==== ENTRIES SUPPLIED
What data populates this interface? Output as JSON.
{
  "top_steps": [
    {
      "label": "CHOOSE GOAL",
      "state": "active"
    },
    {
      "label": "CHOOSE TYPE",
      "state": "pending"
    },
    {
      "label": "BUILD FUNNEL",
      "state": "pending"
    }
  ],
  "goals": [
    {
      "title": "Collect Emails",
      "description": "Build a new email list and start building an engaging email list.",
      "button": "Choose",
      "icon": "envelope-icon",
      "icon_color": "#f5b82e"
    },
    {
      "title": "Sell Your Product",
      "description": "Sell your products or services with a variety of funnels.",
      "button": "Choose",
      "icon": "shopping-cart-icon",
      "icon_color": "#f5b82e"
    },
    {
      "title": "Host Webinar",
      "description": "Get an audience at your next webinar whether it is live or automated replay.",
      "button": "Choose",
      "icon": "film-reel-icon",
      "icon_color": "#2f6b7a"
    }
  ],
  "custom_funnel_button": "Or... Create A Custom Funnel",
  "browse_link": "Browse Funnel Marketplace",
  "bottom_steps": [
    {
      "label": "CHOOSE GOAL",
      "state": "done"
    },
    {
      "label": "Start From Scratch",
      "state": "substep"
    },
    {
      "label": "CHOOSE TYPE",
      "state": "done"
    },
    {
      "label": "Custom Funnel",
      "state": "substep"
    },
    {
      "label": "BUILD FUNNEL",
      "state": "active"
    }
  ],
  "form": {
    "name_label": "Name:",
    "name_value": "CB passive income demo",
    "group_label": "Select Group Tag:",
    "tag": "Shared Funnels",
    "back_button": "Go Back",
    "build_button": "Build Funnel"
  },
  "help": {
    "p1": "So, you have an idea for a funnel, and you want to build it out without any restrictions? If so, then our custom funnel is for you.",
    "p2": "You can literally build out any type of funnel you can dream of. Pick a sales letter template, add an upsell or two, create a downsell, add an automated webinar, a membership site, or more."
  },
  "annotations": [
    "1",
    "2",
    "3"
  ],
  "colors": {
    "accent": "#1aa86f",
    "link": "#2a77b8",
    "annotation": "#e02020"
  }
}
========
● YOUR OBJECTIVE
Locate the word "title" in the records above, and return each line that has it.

● WORKED SOLUTION
      "title": "Collect Emails",
      "title": "Sell Your Product",
      "title": "Host Webinar",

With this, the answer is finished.